The search for a solution to conflict after the appalling destruction of two world wars led the West into a fatal error – the mistaken assumption that conflict was due to the failure of people of different races, nations, cultures and religions to recognise each others common humanity, and that the way to get them to recognise that common humanity was to force them to mix. So borders come down, populations move across frontiers, familiar places become unfamiliar, the locals find that they can no longer get the jobs/hospital beds/school places which they thought were theirs; if they object they are insulted or punished by ruling elites which they can’t remove because democracy is a sham. This error has a name – internationalism.
Since 9/11 the dangerous nature of the error has been obvious for it has fostered the establishment in our countries of a hideous and rapidly growing malignancy which – unless it is swiftly cut out – will do to western civilization what hideous malignancies do to the human body. Our masters are still wedded to the error and are still in denial – no doubt David Cameron is repolishing his “this has nothing to do with Islam” speech. But such denial becomes more and more difficult as the atrocities accumulate – and now Paris. There are signs aplenty that the post war consensus is beginning to come apart under the combined stress and strain of mass immigration and the Islamist terror which it brings with it; nationalist forces are rising on the continent and they may well destroy the EU, itself one of the more gross and destructive manifestations of internationalism.

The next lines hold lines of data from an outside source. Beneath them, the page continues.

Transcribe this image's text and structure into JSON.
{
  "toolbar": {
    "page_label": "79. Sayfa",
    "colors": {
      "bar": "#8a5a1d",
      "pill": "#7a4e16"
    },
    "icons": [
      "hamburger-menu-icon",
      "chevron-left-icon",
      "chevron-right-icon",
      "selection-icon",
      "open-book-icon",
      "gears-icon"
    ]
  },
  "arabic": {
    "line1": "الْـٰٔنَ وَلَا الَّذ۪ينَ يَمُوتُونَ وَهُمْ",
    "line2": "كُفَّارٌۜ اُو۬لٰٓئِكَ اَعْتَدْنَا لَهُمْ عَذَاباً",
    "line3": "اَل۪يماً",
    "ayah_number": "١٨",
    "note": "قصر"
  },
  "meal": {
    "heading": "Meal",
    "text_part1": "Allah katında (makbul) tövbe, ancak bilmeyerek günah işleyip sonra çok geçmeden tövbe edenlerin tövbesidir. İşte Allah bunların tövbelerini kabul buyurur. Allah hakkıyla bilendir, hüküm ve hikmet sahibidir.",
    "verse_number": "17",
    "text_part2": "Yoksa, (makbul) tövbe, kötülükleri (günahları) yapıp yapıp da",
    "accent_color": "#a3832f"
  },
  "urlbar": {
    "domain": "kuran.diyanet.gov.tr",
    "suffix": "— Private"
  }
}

The appalling destruction of two world wars led the West into a fatal error, but the communist East avoided the error and applied the correct formula for the avoidance of conflict – the separation of populations. Areas of Germany allocated for resettlement by Poles and Czechs were cleared of their German populations by a brutal process defended in the House of Commons by the Foreign Secretary, Sir Anthony Eden, as “necessary to achieve racial purity”. Thus it was that a Poland which, before the War, was only 60 % Polish and racked by ethnic dissension – Poles against Ukrainians, Poles against Lithuanians, Germans against Poles, everyone against Jews – is now 98% Polish and very obviously determined to remain so.
It is indeed in separation that conflict is to be avoided because populations which live apart in their own communities cannot threaten the identity or the interests of others. So, as someone once said, “strong fences make good neighbours”. And as someone else said, long before, “blessed are the peacemakers”.